This report is part of a long-running international survey coordinated by the Reuters Institute for the Study of Journalism, an international research centre in the comparative study of journalism based at Oxford University. This is the eighth edition of the report.
This year’s report contains positive signs for the Australian news industry. After years of stagnation, paying for news has increased and access to news remains steady. Print news consumption has risen for the first time in six years, and the use of regional and local newspapers is up as well. Trusted traditional and public service broadcasters remain the most popular sources of news and there continues to be a strong audience appreciation for journalistic values of impartiality and independence.
As Australians continue to grapple with the health and economic impacts of COVID-19, the concern about climate change has fallen, and consumers remain politically divided over how the news media should report on it. While audiences here are not as polarised as in other countries, many are cynical about news media organisations and believe they are putting their political and commercial interests ahead of the needs of society. This impacts on their trust in the news. The number of Australians avoiding news is growing, many of them because of news fatigue.

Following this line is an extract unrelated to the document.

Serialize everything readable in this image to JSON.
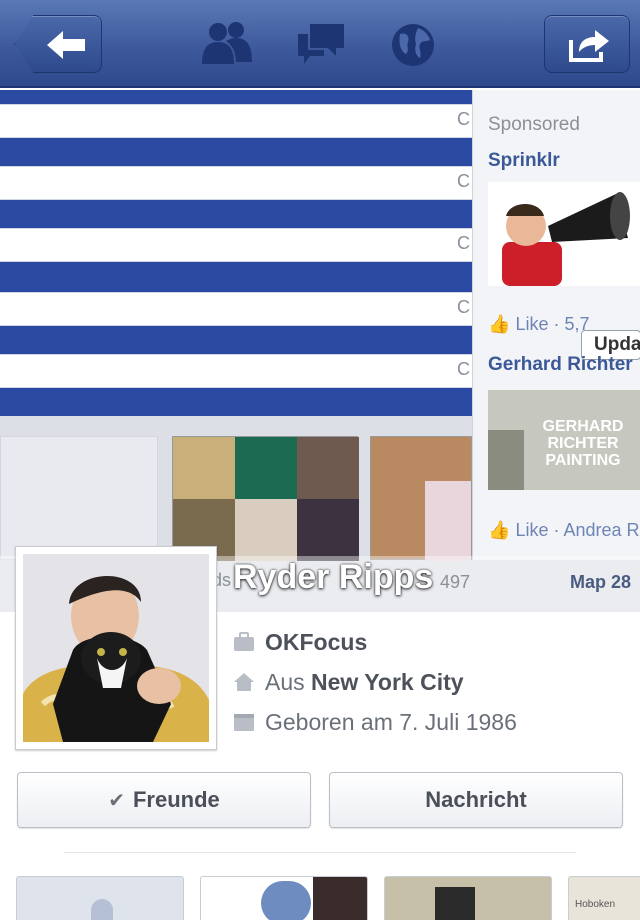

This year’s findings highlight the importance and popularity of local news to Australian consumers. The survey also reveals that Australian news consumers are motivated by curiosity and a sense of duty to stay informed, rather than seeing news as fun. We are also becoming more cautious about getting news from social media platforms, which bucks the global trend of people increasingly relying on social media for news. This is partly driven by Australians’ heightened concerns about and experiences of online misinformation, particularly about COVID-19.